**Work task**
Scan the material below for every line with the string "handle", and copy those lines.

**Records to use**
◇ ◇ ◇ ◇
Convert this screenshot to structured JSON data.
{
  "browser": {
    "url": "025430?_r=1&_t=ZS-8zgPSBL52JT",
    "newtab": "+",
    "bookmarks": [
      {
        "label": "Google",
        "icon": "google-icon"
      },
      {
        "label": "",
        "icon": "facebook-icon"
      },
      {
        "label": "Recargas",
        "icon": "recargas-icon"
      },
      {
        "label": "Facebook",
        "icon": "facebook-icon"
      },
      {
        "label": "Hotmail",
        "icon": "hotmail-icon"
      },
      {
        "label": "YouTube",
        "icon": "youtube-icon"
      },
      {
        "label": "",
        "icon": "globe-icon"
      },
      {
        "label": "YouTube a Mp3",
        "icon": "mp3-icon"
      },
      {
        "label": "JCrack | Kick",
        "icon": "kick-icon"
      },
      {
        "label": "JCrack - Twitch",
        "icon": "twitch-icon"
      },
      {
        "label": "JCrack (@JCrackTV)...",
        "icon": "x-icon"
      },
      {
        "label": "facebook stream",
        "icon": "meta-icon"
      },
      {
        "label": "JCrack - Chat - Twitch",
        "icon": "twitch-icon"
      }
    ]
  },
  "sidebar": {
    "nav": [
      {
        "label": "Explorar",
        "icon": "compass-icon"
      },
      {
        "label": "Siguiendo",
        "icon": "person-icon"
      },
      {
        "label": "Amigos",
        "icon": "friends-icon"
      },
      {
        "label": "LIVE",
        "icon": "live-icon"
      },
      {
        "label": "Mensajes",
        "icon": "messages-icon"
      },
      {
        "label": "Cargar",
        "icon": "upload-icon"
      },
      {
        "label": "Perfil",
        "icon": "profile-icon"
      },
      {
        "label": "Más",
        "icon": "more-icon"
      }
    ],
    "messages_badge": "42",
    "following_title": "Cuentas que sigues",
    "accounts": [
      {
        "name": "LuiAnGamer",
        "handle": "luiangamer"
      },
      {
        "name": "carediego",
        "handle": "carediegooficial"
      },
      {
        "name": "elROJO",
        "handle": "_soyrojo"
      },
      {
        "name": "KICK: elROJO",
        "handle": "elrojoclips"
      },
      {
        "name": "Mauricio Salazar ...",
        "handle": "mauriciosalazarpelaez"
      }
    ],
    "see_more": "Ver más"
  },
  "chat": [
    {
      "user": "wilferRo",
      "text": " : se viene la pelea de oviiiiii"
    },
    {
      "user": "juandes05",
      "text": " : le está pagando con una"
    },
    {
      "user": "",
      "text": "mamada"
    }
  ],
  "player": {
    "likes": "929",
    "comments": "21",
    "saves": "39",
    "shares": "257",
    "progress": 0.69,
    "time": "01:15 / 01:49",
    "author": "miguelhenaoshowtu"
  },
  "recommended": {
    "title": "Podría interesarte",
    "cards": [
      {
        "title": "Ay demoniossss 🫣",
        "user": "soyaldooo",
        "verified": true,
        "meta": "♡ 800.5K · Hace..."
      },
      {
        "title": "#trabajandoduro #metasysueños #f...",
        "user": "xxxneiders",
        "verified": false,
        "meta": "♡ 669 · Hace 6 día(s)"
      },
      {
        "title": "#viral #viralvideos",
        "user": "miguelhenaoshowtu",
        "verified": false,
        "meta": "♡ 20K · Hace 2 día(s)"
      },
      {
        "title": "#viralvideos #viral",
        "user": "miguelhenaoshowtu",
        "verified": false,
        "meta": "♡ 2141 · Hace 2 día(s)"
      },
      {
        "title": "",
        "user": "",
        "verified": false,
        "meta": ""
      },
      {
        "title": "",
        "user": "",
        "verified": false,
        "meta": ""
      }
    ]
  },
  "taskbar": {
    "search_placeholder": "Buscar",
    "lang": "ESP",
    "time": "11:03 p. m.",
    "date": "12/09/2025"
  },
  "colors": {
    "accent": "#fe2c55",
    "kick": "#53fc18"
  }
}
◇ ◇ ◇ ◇
**Worked solution**
        "handle": "luiangamer"
        "handle": "carediegooficial"
        "handle": "_soyrojo"
        "handle": "elrojoclips"
        "handle": "mauriciosalazarpelaez"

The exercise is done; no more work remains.